On Wednesday a King County Superior Court judge reversed the city’s characterization of a proposed microhousing project on north Capitol Hill after a neighborhood group filed a complaint against the city, arguing the bedrooms should count as stand-alone dwelling units.
The proposed 49-bedroom building at 741 Harvard Ave E near Aloha had been characterized as having only eight “dwelling units” because the dorm-style bedrooms were clustered around eight shared kitchens and living spaces. Each bedroom will now count as a separate dwelling unit, meaning it passes the dwelling unit threshold for going through a public design and environmental review.
In her decision, Judge Laura Gene Middaugh wrote the Department of Planning and Development’s characterization of the microhousing project as having only eight dwelling units was “clearly erroneous.”
“The fact that the developer designed a communal area that allows, or even encourages, residents of an adjacent dwelling unit to interact, does not change the fact that the individual units were designed, and can function, as independent living units,” the judge wrote.
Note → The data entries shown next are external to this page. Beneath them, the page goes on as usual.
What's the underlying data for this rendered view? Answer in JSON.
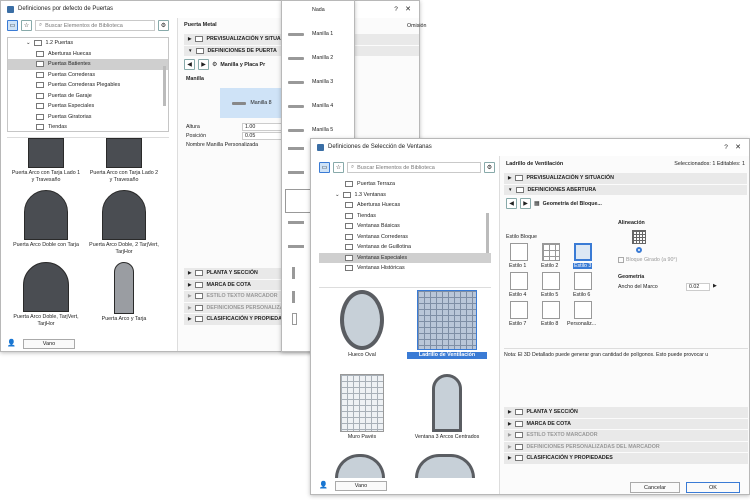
{
  "left_win": {
    "title": "Definiciones por defecto de Puertas",
    "search_placeholder": "Buscar Elementos de Biblioteca",
    "tree": [
      "1.2 Puertas",
      "Aberturas Huecas",
      "Puertas Batientes",
      "Puertas Correderas",
      "Puertas Correderas Plegables",
      "Puertas de Garaje",
      "Puertas Especiales",
      "Puertas Giratorias",
      "Tiendas"
    ],
    "thumbs": [
      "Puerta Arco con Tarja Lado 1 y Travesaño",
      "Puerta Arco con Tarja Lado 2 y Travesaño",
      "Puerta Arco Doble con Tarja",
      "Puerta Arco Doble, 2 TarjVert, TarjHor",
      "Puerta Arco Doble, TarjVert, TarjHor",
      "Puerta Arco y Tarja"
    ],
    "vano": "Vano",
    "panel_title": "Puerta Metal",
    "sections": [
      "PREVISUALIZACIÓN Y SITUACIÓ",
      "DEFINICIONES DE PUERTA"
    ],
    "subpanel": "Manilla y Placa Pr",
    "manilla_label": "Manilla",
    "manilla_sel": "Manilla 8",
    "fields": [
      {
        "k": "Altura",
        "v": "1.00"
      },
      {
        "k": "Posición",
        "v": "0.05"
      },
      {
        "k": "Nombre Manilla Personalizada",
        "v": ""
      }
    ],
    "bottom_sections": [
      "PLANTA Y SECCIÓN",
      "MARCA DE COTA",
      "ESTILO TEXTO MARCADOR",
      "DEFINICIONES PERSONALIZA",
      "CLASIFICACIÓN Y PROPIEDADE"
    ]
  },
  "popup": {
    "items": [
      "Nada",
      "Manilla 1",
      "Manilla 2",
      "Manilla 3",
      "Manilla 4",
      "Manilla 5"
    ],
    "omission": "Omisión"
  },
  "right_win": {
    "title": "Definiciones de Selección de Ventanas",
    "search_placeholder": "Buscar Elementos de Biblioteca",
    "tree": [
      "Puertas Terraza",
      "1.3 Ventanas",
      "Aberturas Huecas",
      "Tiendas",
      "Ventanas Básicas",
      "Ventanas Correderas",
      "Ventanas de Guillotina",
      "Ventanas Especiales",
      "Ventanas Históricas"
    ],
    "thumbs": [
      "Hueco Oval",
      "Ladrillo de Ventilación",
      "Muro Pavés",
      "Ventana 3 Arcos Centrados"
    ],
    "vano": "Vano",
    "panel_title": "Ladrillo de Ventilación",
    "selected_info": "Seleccionados: 1 Editables: 1",
    "sections": [
      "PREVISUALIZACIÓN Y SITUACIÓN",
      "DEFINICIONES ABERTURA"
    ],
    "subpanel": "Geometría del Bloque...",
    "estilo_label": "Estilo Bloque",
    "estilos": [
      "Estilo 1",
      "Estilo 2",
      "Estilo 3",
      "Estilo 4",
      "Estilo 5",
      "Estilo 6",
      "Estilo 7",
      "Estilo 8",
      "Personaliz..."
    ],
    "alineacion": "Alineación",
    "bloque_girado": "Bloque Girado (a 90°)",
    "geometria": "Geometría",
    "ancho_label": "Ancho del Marco",
    "ancho_value": "0.02",
    "note": "Nota: El 3D Detallado puede generar gran cantidad de polígonos. Esto puede provocar u",
    "bottom_sections": [
      "PLANTA Y SECCIÓN",
      "MARCA DE COTA",
      "ESTILO TEXTO MARCADOR",
      "DEFINICIONES PERSONALIZADAS DEL MARCADOR",
      "CLASIFICACIÓN Y PROPIEDADES"
    ],
    "cancel": "Cancelar",
    "ok": "OK"
  }
}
Harvard District Neighbors was the neighborhood group behind the complaint. In an email to supporters, group member LeRoy Laney said the ruling was a major win for current Capitol Hill residents.
“The judge ruled that the city’s interpretation was clearly erroneous,” he said. “We may not be finished, we don’t know, but we can certainly take this pause to stop and celebrate a victory to the people.”
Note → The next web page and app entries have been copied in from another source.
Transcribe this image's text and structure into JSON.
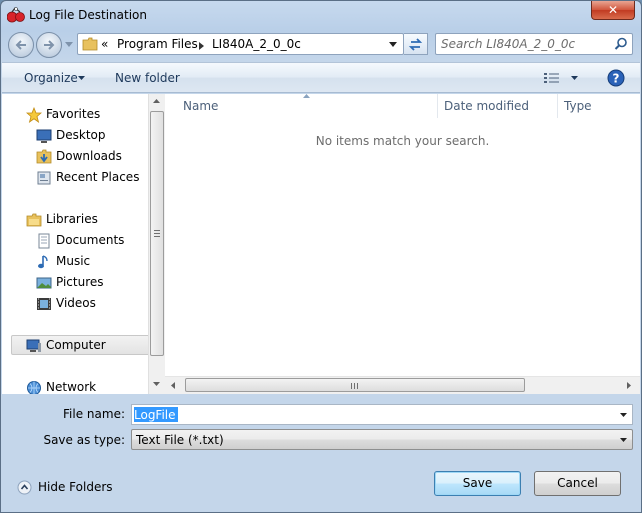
{
  "window": {
    "title": "Log File Destination",
    "close_label": "✕"
  },
  "address_bar": {
    "overflow": "«",
    "crumbs": [
      "Program Files",
      "LI840A_2_0_0c"
    ]
  },
  "search": {
    "placeholder": "Search LI840A_2_0_0c"
  },
  "toolbar": {
    "organize_label": "Organize",
    "new_folder_label": "New folder"
  },
  "nav_pane": {
    "favorites": {
      "label": "Favorites",
      "items": [
        "Desktop",
        "Downloads",
        "Recent Places"
      ]
    },
    "libraries": {
      "label": "Libraries",
      "items": [
        "Documents",
        "Music",
        "Pictures",
        "Videos"
      ]
    },
    "computer": {
      "label": "Computer"
    },
    "network": {
      "label": "Network"
    }
  },
  "file_list": {
    "columns": [
      "Name",
      "Date modified",
      "Type"
    ],
    "empty_message": "No items match your search."
  },
  "form": {
    "file_name_label": "File name:",
    "file_name_value": "LogFile",
    "save_as_type_label": "Save as type:",
    "save_as_type_value": "Text File (*.txt)"
  },
  "footer": {
    "hide_folders_label": "Hide Folders",
    "save_label": "Save",
    "cancel_label": "Cancel"
  }
}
The project is being developed by 741 Harvard Ave E, LLC, a company connected to Footprint Investments, which as developed several microhousing projects on Capitol Hill. Footprint founder Jim Potter passed away in May following a short battle with cancer.
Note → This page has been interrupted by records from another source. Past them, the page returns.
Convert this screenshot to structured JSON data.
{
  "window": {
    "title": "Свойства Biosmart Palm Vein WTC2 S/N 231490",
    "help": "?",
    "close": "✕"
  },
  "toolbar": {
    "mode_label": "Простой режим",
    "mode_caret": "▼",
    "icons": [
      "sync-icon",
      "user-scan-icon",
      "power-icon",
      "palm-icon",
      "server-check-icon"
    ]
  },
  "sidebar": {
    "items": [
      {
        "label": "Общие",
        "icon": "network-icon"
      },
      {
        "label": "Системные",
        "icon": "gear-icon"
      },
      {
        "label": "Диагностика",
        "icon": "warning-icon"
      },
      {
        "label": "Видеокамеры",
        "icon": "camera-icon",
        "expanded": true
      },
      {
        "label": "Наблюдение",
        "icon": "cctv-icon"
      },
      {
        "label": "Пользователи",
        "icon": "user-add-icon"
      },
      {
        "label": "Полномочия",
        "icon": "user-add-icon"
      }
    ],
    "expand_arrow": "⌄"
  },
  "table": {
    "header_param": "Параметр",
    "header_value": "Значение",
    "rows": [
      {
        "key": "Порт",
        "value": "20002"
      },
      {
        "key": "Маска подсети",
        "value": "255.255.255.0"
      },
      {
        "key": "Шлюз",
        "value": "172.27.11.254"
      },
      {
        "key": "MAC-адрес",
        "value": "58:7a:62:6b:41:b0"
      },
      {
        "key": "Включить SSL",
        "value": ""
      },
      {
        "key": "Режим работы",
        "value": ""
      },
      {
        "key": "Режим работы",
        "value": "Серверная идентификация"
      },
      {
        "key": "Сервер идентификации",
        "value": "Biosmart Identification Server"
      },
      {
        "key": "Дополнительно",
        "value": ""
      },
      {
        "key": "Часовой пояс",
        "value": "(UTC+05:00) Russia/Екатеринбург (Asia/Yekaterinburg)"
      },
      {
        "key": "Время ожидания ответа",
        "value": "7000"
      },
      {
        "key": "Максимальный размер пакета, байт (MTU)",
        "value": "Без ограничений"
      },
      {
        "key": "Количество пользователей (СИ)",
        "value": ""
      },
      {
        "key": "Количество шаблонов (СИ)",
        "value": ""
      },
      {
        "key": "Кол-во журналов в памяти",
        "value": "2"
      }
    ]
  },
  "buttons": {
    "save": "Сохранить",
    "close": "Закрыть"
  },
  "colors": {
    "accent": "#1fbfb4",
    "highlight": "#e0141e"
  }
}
It’s unclear what the ruling will mean for future microhousing developments and ongoing efforts to regulate them. The decision comes as the City Council considers revamping zoning and planing codes to better address the burgeouning microhousing market. At the very least, the decision will likely be cited by microhousing critics as proof that new projects need to be more tightly regulated.
Ever since microhousing entered the Capitol Hill lexicon, some residents have bemoaned the fact that buildings full of the tiny, cheap spaces can pop-up in single family home neighborhoods without going through a design review process. The reason is the dorm-style buildings can lump up to eight bedrooms into one “dwelling unit.” According to the city code, if a building has under a certain number of dwelling units, it does not have to go through a public design and environmental review — the common venue for neighbors to voice concerns about new projects.